The White Sox didn’t make any noise on deadline day but things could’ve been much different had a proposed three-team trade been finalized, GM Rick Hahn told reporters (including ESPN Chicago’s Sahadev Sharma).  The deal “would’ve wound up netting us such a [future] piece, a guy who’d been a target for a while,” Hahn said, though talks fizzled about two hours before the 3pm CT deadline.  While no trades were made, Hahn felt some progress was made in negotiations and “hopefully laid the groundwork for some future deals,” while also noting that the ChiSox will explore the August waiver wire for any possible moves.

Here are some items from around baseball as we wrap up an extremely busy week here at MLB Trade Rumors…

  • The Royals also didn’t make any moves yesterday as the team was seemingly hamstrung by an unwillingness to either trade its young players or (perhaps more pressingly) add payroll, Andy McCullough of the Kansas City Star writes.
  • The Astros were willing to discuss trading their young starters and indeed sent Jarred Cosart to Miami.  Beyond that, the club couldn’t find any satisfactory offers for Collin McHugh or Dallas Keuchel, GM Jeff Luhnow told reporters, including The Houston Chronicle’s Evan Drellich and MLB.com’s Brian McTaggart. “Probably Keuchel was the one that we received the most inquiries on…we weren’t willing to move Keuchel,” Luhnow said.  It seemed as if Luhnow cared for the McHugh offers even less, saying other teams apparently “felt like just because we picked him up off of waivers we might get rid of him for cheap.”

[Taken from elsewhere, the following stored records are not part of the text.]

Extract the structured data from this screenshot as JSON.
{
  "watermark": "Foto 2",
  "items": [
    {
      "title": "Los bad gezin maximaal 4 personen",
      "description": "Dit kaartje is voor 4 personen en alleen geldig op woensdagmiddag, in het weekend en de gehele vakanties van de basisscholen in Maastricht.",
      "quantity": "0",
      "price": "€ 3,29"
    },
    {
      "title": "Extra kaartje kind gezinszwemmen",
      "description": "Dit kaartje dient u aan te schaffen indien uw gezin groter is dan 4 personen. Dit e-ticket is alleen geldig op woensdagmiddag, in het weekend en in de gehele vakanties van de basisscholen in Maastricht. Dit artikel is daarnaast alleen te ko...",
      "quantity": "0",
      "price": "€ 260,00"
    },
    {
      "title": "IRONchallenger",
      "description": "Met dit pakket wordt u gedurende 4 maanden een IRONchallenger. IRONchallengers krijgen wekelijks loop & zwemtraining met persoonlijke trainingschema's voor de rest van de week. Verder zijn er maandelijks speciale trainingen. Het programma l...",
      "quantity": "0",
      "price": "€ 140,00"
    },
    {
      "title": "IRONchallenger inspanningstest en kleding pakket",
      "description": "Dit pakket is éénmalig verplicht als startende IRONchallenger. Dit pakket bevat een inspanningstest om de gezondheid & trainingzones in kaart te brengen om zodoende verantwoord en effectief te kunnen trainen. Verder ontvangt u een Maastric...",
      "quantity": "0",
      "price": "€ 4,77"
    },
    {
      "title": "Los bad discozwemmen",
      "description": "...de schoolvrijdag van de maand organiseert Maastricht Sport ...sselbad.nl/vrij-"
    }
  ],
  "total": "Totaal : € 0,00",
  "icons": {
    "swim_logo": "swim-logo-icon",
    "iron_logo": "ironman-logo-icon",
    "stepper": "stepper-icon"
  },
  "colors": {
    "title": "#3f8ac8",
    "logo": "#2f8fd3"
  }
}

  • The Rangers have spoken with left-hander Neal Cotts about a new contract for next season, Evan Grant of the Dallas Morning News reports.  Cotts earned $2.2MM in 2014, his final arbitration-eligible year, and he’ll be a free agent this winter.  Grant believes this new contract could “likely be a club-friendly deal.”  Given that Cotts is 34 and has a checkered injury history, I wouldn’t be surprised to see Cotts look for security over a higher dollar figure.
  • Also from Grant’s piece, he notes that while the Rangers are suffering through a disastrous season, they could quickly rebound next year.
  • Looking at teams who did and didn’t make key moves, Jon Heyman of CBS Sports lists the 15 winners and eight losers of the trade deadline period.
  • Big TV contracts are seen as huge boosts to team revenues, yet as Fangraphs’ Wendy Thurm observes, broadcaster disputes have left Padres, Astros and Dodgers fans unable to watch their teams play on local TV while the Nationals and Orioles seem poised for a major legal battle over MASN’s broadcasting fees.
  • The Tigers‘ acquisition of David Price drew all the headlines yesterday, but the team’s need for a left-handed reliever went unaddressed at the deadline, MLB.com’s Jason Beck points out.